Task description:
Every line of the records below that has the word "금융거래처등록" should be copied.
*** Material provided Section Begins ***
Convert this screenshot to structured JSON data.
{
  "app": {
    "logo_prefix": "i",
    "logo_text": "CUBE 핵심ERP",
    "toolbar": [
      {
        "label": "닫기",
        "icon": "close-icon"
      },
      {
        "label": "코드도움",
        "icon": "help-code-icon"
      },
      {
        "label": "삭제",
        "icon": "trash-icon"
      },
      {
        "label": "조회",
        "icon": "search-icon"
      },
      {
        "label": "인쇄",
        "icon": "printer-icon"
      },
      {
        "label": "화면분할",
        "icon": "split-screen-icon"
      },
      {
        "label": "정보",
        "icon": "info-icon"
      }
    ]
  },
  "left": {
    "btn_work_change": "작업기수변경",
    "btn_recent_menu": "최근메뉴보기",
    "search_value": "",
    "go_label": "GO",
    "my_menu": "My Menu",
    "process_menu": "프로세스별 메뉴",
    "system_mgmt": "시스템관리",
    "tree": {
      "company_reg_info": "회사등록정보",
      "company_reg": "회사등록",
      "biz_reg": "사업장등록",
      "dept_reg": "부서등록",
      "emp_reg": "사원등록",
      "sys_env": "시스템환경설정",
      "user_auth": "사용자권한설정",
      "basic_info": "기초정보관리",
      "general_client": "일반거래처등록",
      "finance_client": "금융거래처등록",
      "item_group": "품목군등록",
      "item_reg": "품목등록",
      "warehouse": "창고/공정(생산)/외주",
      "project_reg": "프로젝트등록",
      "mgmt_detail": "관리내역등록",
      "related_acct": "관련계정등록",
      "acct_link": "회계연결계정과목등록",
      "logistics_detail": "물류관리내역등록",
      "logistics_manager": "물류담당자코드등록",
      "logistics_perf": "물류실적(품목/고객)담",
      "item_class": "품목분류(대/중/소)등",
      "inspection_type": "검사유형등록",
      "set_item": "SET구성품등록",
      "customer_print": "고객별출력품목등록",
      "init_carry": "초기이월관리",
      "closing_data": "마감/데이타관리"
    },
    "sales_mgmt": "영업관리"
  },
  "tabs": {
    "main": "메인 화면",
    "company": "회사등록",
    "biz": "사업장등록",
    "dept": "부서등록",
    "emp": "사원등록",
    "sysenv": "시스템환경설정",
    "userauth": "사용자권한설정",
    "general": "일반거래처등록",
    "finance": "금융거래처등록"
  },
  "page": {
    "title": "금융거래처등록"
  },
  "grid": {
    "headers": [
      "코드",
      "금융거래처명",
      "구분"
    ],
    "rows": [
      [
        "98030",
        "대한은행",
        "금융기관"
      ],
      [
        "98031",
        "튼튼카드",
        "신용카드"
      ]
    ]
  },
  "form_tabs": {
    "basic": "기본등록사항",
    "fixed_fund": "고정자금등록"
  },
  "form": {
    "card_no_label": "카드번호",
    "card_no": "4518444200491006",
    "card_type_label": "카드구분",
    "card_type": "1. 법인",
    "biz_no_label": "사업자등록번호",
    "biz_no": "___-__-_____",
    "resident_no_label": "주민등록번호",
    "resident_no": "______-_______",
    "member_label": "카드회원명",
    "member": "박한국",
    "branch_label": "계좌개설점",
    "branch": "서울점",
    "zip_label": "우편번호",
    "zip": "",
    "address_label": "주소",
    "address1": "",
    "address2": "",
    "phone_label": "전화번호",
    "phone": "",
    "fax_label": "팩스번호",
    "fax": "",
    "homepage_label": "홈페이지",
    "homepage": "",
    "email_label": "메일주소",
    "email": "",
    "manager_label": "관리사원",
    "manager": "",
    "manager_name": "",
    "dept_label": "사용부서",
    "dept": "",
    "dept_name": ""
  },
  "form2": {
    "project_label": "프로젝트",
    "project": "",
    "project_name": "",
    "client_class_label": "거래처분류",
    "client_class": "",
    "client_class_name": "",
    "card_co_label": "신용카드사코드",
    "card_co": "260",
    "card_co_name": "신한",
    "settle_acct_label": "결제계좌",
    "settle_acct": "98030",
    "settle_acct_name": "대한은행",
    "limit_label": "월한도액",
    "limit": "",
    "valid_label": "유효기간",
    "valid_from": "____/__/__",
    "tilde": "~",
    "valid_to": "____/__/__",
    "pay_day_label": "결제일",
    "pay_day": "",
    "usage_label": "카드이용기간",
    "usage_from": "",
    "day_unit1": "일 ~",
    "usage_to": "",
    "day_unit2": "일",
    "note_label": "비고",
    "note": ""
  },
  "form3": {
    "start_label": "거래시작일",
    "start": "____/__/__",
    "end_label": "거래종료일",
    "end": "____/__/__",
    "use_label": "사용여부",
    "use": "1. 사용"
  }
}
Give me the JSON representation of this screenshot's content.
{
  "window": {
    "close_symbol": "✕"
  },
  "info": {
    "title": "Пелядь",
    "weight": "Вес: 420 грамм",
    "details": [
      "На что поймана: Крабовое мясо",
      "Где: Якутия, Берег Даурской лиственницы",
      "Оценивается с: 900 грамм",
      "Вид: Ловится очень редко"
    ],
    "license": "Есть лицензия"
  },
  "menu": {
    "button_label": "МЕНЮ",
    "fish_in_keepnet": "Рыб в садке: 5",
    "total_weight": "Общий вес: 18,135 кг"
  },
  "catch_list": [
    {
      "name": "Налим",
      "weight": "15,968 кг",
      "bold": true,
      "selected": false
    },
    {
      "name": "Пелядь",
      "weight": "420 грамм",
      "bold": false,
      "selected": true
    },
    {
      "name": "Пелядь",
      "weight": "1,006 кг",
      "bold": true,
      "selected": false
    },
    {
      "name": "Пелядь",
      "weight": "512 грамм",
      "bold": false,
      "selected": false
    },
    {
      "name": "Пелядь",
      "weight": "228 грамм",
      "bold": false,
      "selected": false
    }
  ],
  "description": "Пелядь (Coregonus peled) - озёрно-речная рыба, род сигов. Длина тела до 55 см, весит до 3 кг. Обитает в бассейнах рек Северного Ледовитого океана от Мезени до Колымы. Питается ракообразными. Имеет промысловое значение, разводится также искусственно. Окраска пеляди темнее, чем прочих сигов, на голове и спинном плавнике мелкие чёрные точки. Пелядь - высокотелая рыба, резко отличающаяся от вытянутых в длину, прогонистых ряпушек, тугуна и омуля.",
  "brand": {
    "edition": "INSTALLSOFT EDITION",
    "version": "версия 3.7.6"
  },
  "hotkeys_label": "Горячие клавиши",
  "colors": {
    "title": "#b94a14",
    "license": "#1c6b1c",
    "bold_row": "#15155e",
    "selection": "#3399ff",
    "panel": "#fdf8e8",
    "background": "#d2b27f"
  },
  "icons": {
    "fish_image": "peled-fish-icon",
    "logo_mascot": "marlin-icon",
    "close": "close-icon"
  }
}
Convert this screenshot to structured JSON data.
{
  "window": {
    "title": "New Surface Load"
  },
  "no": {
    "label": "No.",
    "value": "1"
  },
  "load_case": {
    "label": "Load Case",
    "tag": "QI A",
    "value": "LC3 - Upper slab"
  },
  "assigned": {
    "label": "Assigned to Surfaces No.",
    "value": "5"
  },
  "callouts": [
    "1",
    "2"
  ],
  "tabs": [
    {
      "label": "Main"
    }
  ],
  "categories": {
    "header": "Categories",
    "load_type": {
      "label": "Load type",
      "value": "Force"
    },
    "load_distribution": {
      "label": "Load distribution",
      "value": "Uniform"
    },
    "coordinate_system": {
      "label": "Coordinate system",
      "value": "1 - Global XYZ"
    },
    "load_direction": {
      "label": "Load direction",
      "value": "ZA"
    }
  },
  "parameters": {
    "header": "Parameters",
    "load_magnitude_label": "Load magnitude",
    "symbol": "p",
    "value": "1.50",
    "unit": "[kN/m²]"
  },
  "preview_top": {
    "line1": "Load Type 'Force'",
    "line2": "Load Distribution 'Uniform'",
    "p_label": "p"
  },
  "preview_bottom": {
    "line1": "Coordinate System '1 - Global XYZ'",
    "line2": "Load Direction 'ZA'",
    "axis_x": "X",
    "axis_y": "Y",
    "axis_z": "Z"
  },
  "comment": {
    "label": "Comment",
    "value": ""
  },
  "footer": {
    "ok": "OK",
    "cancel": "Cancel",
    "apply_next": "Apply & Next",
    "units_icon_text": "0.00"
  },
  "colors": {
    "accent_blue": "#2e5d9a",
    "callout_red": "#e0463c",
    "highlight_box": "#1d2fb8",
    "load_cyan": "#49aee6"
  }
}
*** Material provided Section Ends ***
Result of the task:
      "finance_client": "금융거래처등록",
    "finance": "금융거래처등록"
    "title": "금융거래처등록"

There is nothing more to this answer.